Like many teens in the 90s, I picked up the guitar and began jamming in my parent’s basement, and when I procured a Fostex 4-track at a garage sale I started to experiment with recording – manual tape delay, reverse, multitracking.
Once it was possible to work with “CD quality” (16/44.1) audio on a home PC, I became interested in soft-sythesis, because it bypassed what was still a major hurdle for producing high-quality recordings: the D/A signal path.
In this time, my friends and I started throwing warehouse parties (“raves”) and electronic music took over in my mind. My software weapon of choice was ReBirth and then later Reason, as it allowed me to design a song internally and then mix it down at 44.1 without ever crossing that D/A barrier.
As the years wore on I had children and got out of throwing parties, but my home studio grew and grew as I kept on working on music. I amassed a huge collection of synths and processors and branched out into other software. Cubase. Sonar. Protools. I owned them all, but around the same time Reason had merged with Record to develop from a software synthesizer into a full-fledged DAW.
Meanwhile I’ve been watching my friends and colleagues in the industry and what kind of setup they chose to use as the technology has changed.
I remember sitting in a friend’s studio while he was working on a track, with $100k worth of outboard equipment sitting there and when a reverb was called for, he pulled a VST.
I remember sitting in front of a 48 channel mixer which was the centerpiece of the control room (as is the custom) and watching my engineer friend lean forward, across the mixer, for hours, straining to see a monitor five feet away.
I remember seeing that same engineer using software sliders, despite the console which cost tens of thousands of dollars between him and the screen.
Here’s the thing: in any trade, you keep the tools that you use the most the closest to you. Makes sense doesn’t it?

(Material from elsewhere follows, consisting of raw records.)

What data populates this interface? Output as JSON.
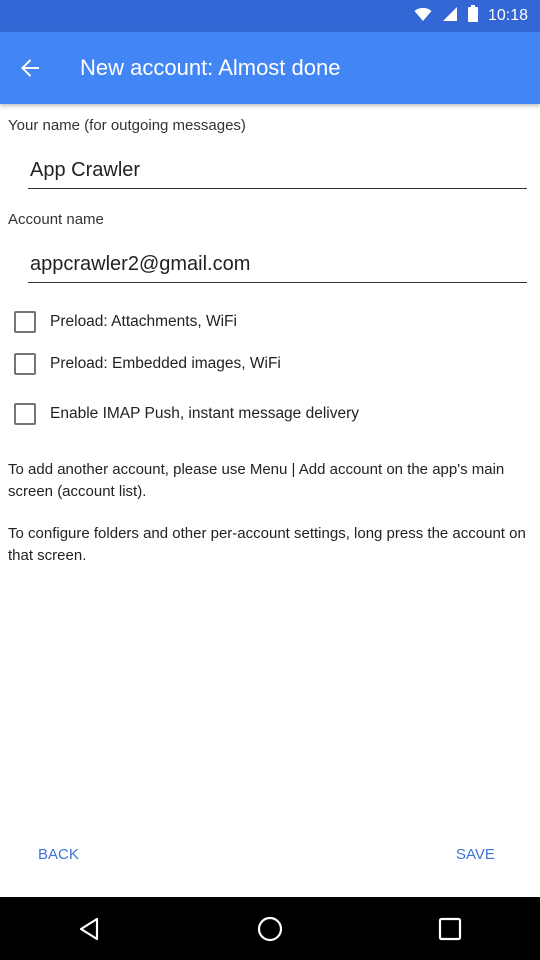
{
  "status_bar": {
    "time": "10:18"
  },
  "app_bar": {
    "title": "New account: Almost done"
  },
  "form": {
    "your_name_label": "Your name (for outgoing messages)",
    "your_name_value": "App Crawler",
    "account_name_label": "Account name",
    "account_name_value": "appcrawler2@gmail.com"
  },
  "checkboxes": [
    {
      "label": "Preload: Attachments, WiFi",
      "checked": false
    },
    {
      "label": "Preload: Embedded images, WiFi",
      "checked": false
    },
    {
      "label": "Enable IMAP Push, instant message delivery",
      "checked": false
    }
  ],
  "help": {
    "p1": "To add another account, please use Menu | Add account on the app's main screen (account list).",
    "p2": "To configure folders and other per-account settings, long press the account on that screen."
  },
  "footer": {
    "back_label": "BACK",
    "save_label": "SAVE"
  },
  "colors": {
    "status_bar": "#3367d6",
    "app_bar": "#4285f4",
    "accent_text": "#3f73d9"
  },
  "icons": [
    "wifi-icon",
    "signal-icon",
    "battery-icon",
    "back-arrow-icon",
    "nav-back-icon",
    "nav-home-icon",
    "nav-recents-icon"
  ]
}
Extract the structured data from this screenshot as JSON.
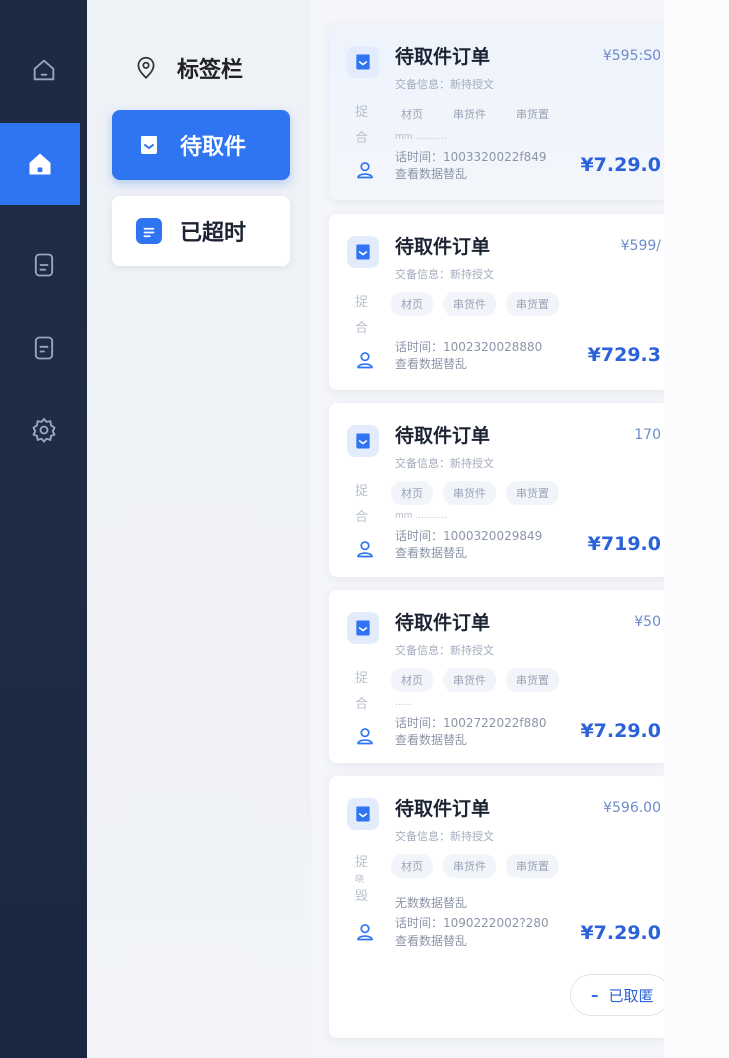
{
  "subnav": {
    "header": "标签栏",
    "items": [
      {
        "label": "待取件"
      },
      {
        "label": "已超时"
      }
    ]
  },
  "cards": [
    {
      "title": "待取件订单",
      "price_top": "¥595:S0",
      "sub": "交备信息：新持授文",
      "side": [
        "捉",
        "合"
      ],
      "tags": [
        "材页",
        "串货件",
        "串货置"
      ],
      "dots": "mm ...........",
      "time": "话时间：1003320022f849",
      "link": "查看数据替乱",
      "price": "¥7.29.0"
    },
    {
      "title": "待取件订单",
      "price_top": "¥599/",
      "sub": "交备信息：新持授文",
      "side": [
        "捉",
        "合"
      ],
      "tags": [
        "材页",
        "串货件",
        "串货置"
      ],
      "dots": "",
      "time": "话时间：1002320028880",
      "link": "查看数据替乱",
      "price": "¥729.3"
    },
    {
      "title": "待取件订单",
      "price_top": "170",
      "sub": "交备信息：新持授文",
      "side": [
        "捉",
        "合"
      ],
      "tags": [
        "材页",
        "串货件",
        "串货置"
      ],
      "dots": "mm ...........",
      "time": "话时间：1000320029849",
      "link": "查看数据替乱",
      "price": "¥719.0"
    },
    {
      "title": "待取件订单",
      "price_top": "¥50",
      "sub": "交备信息：新持授文",
      "side": [
        "捉",
        "合"
      ],
      "tags": [
        "材页",
        "串货件",
        "串货置"
      ],
      "dots": "......",
      "time": "话时间：1002722022f880",
      "link": "查看数据替乱",
      "price": "¥7.29.0"
    },
    {
      "title": "待取件订单",
      "price_top": "¥596.00",
      "sub": "交备信息：新持授文",
      "side": [
        "捉",
        "晓",
        "毁"
      ],
      "tags": [
        "材页",
        "串货件",
        "串货置"
      ],
      "dots": "无数数据替乱",
      "time": "话时间：1090222002?280",
      "link": "查看数据替乱",
      "price": "¥7.29.0"
    }
  ],
  "footer_button": "已取匿",
  "colors": {
    "accent": "#2f74f0",
    "rail": "#1d2a44",
    "price": "#2b62d9"
  }
}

We all have this image in our mind of what a “recording studio” is supposed to look like. Huge mixing console, glass window between the engineer and the control room… when I looked at the types of studios my associates were putting together around the world, I had to shake my head. Although they looked great and they put great work together, much of what they were doing was redundant, besides being ergonomically uncomfortable.

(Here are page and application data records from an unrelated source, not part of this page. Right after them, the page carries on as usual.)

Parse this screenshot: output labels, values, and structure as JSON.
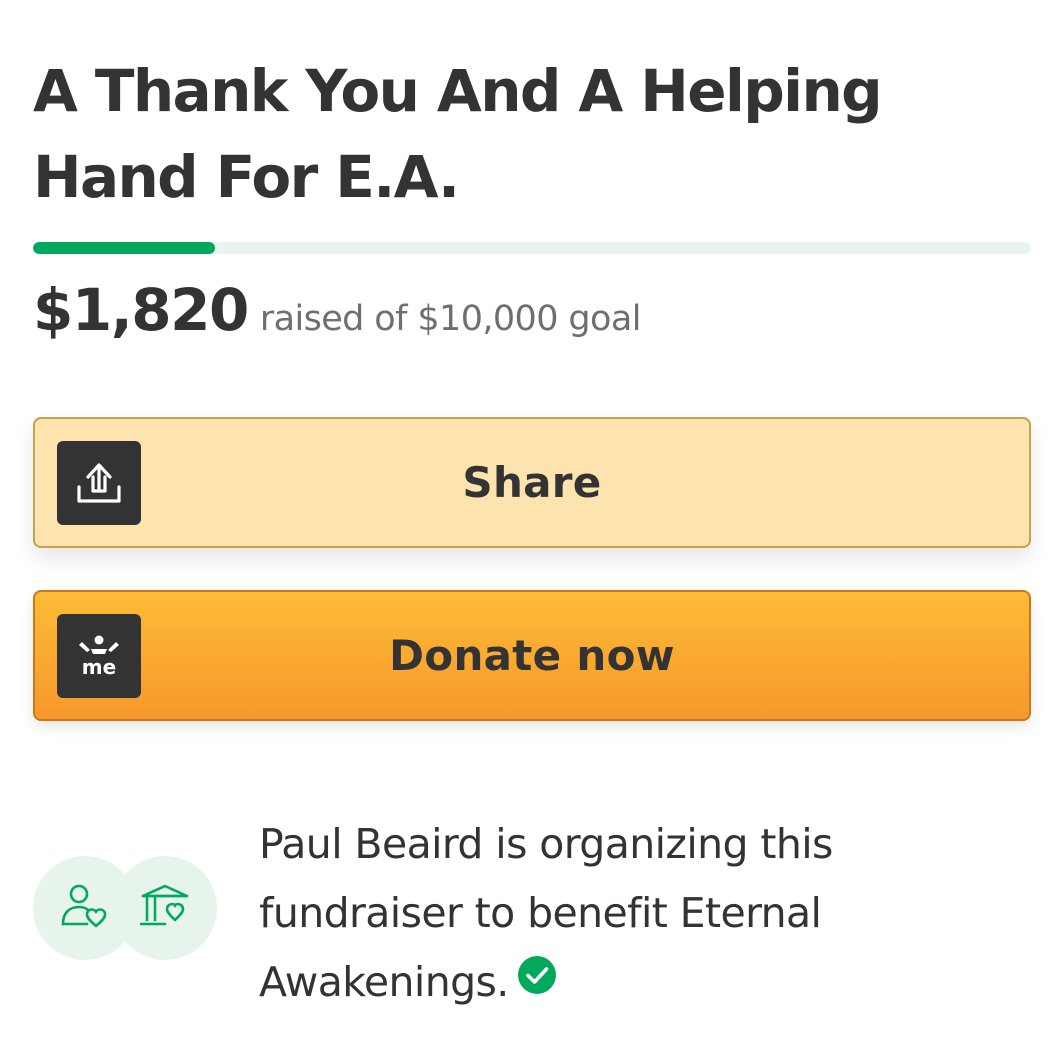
{
  "fundraiser": {
    "title": "A Thank You And A Helping Hand For E.A.",
    "raised_amount": "$1,820",
    "goal_text": "raised of $10,000 goal",
    "progress_fraction": 0.182
  },
  "actions": {
    "share_label": "Share",
    "share_icon": "share-upload-icon",
    "donate_label": "Donate now",
    "donate_icon": "gofundme-logo-icon"
  },
  "organizer": {
    "text": "Paul Beaird is organizing this fundraiser to benefit Eternal Awakenings.",
    "person_icon": "person-heart-icon",
    "charity_icon": "charity-building-heart-icon",
    "verified_icon": "verified-check-icon"
  },
  "colors": {
    "brand_green": "#02a95c",
    "progress_track": "#e9f4ee",
    "share_bg": "#fde3ae",
    "donate_bg_top": "#fdbb36",
    "donate_bg_bottom": "#f7982c",
    "text_dark": "#333333",
    "text_muted": "#6f6f6f",
    "avatar_bg": "#e6f4ec"
  }
}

If 95% of the time spent working on a track is done on a computer monitor, why not put that monitor close, so you’re not leaning forward? If 98% of the time you set a level on an input and then leave it there, why do you need all those hardware sliders? If 90% of the time you’re really only recording 1-3 tracks at a time, why do you need a 48 channel input?
Don’t get me wrong, I’m a big fan of blinky lights. But at the heart of what a recording studio is, there are a few things you absolutely must have:
- Acoustic treatment. The room needs to be acoustically clean to get a good recording in the first place.
- Quality microphones. The difference between a $50 microphone and a $1500 microphone is unbelievable. The difference between a $1500 microphone and a $10,000 microphone is totally debatable.
- Powerful computer. Mac or PC, it does not matter, as long as it’s powerful enough to flawlessly run your DAW.
- DAW software. Protools or Reason, it does not matter, as long as the engineer and producer really know how to use it.
- Quality monitors (speakers). Hearing the music you’re working on, accurately, is absolutely paramount.
When it came time to build my own studio – real studio, not bedroom studio – I looked at the ergonomics and practicalities of it and came up with the Shadybrook studio design, a comfortable space to hang out in whether by myself or with a full band.
It needed to employ the best practices outlined above, while at the same time pragmatically questioning all the rest of the assumed design guidelines of a recording studio.
Rather than putting the traditional console right in front of me and then leaning across it to see the screens for my DAW, I downsized to a much smaller mixer which is really just an interface with volume knobs and some routing capability and put it just off to the side, within reach but not between myself and the production screen. 12 channels more than enough for 98% of all the recording I’ve ever done – I’m not recording orchestras. Typically when a band comes through, we’ll track the drums, and then the guitars and bass and everything else separately, one at a time… typically no more than 1-3 channels at once.
And rather than spending a million dollars on a Protools rig and all the necessary plugins, I chose to build a powerful PC and then ditch Cubase, Sonar and Protools (all of which I owned and had used) for Reason 9.5. Having been a Reason user since the beginning, I know it very intimately, and the last couple of versions have really fleshed it out into a professional recording DAW. There’s really nothing you can’t do with it, if you know how to do it… rather like Protools actually. The main reason that Protools is “industry standard” is because that’s what they teach in the schools so it’s what new engineers know how to use.
I’m not new.
It’s not a traditional approach but then again, I’m not very traditional. I’ve never been attracted to the sterile recording studios and found the control rooms ergonomically uncomfortable for my bad back to work in for extended periods.
Shadybrook is designed from the ground up to be a great place to hang out in. It’s relaxing. When artists are relaxed, magic happens.